5. The A to Z of Foreign Musical Terms by Christine Ammer
My university flute professor required all of her students to purchase this when we studied with her, and I'm so thankful for that because I use it all.the.time. It's an incredibly slim dictionary, yet every time I've had to look up a musical term, regardless of how rare the term seems, I've found the answer within this book. It's a magical music dictionary!

Wednesday, December 10, 2014

#AMonthofFaves: A Year in Books Timeline

The month I read the most:
Definitely August: a whopping 15 books!

The month I read the least:
October was a major slump: I only read 3 books.

The month I read my longest book:
February. This surprised me. I didn't realize Fangirl [review] was about 450 pages long!

The month I tried a new genre:
In June I gave fantasy a try with Neil Gaiman's The Ocean at the End of the Lane [review].

The month I read the book I liked least for the year:
January. Out of the books I finished rather than set aside, Hands Free Mama [review] was probably my least favorite.
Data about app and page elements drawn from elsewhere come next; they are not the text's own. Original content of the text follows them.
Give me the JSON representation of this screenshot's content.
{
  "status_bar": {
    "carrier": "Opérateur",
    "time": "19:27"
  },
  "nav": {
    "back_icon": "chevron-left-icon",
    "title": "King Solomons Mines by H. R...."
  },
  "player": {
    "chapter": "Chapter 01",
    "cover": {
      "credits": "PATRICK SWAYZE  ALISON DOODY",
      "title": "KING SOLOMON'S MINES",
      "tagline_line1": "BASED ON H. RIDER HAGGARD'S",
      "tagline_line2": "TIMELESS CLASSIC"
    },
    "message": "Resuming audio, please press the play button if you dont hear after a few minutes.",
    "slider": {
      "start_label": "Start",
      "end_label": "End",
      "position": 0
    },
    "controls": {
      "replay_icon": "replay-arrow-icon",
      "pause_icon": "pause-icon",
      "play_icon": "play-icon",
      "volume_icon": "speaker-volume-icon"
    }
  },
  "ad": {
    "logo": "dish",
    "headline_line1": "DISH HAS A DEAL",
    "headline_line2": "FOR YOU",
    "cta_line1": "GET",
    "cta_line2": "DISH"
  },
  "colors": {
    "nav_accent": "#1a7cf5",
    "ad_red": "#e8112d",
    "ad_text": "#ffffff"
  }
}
The month I finished a series:
In August I finished up the The Last Policeman series [review] by Ben Winters.

The month I read something I've been wanting to read for a long time:
A three-way tie: In October I read To Kill a Mockingbird, in November The Giver, and in December Harry Potter and the Sorcerer's Stone.

Tuesday, December 9, 2014

Top Ten New-To-Me Authors I Read In 2014

1. J. K. Rowling - Yes, yes, I know. I'm so late to the game. I read Harry Potter for the first time this year. This past week, actually. I'll definitely be reading the rest of the series.

2. John Green - I liked The Fault in Our Stars [review] well enough to want to read more by him, and the comments section of my review gave me plenty of suggestions as to what to read next.

3. Maggie Shipstead - Astonish Me [review] was such a great reading experience. I'll have to check out Seating Arrangements sometime soon.

4. Neil Gaiman - I don't prefer to read fantasy, but The Ocean at the End of the Lane [review] makes me feel more open-minded about it in the future. I'm glad this was my first Gaiman read.

5. Rebecca Rasmussen - When I read Evergreen [review], I was impressed by Rasmussen's descriptive setting and her characters. Very satisfying read, and I've heard positive things about The Bird Sisters, as well.

6. Christina Baker KlineThe Way Life Should Be [review] hit me at the perfect time; I was craving a lighter, comfort-type read. Then I learned Kline has plenty of backlist to choose from, too!

7. Mary Doria Russell - Ahhhh The Sparrow [review]. Just phenomenal. I loved it so much I'm almost scared to read more by Mary Doria Russell. My expectations are that high.

8. Caitlin Moran - I know a lot of readers had encountered Moran's writing through her memoir, How to Be a Woman, but she was new to me with How to Build a Girl [review]. Love her boldness!

9. Gene Luen Yang - I blew through my first Yang graphic novel, American Born Chinese [review]. I've heard only enthusiastic comments about Boxers and Saints, so next time I'm on a graphic novel kick, I'll have to remember to reach for it.

10. Mary Roach - On the nonfiction front, I finally got around to reading Mary Roach this year, with Packing For Mars [review]. All of her titles sound fascinating, and her writing style is completely engaging.

Who was your favorite new-to-you author in 2014?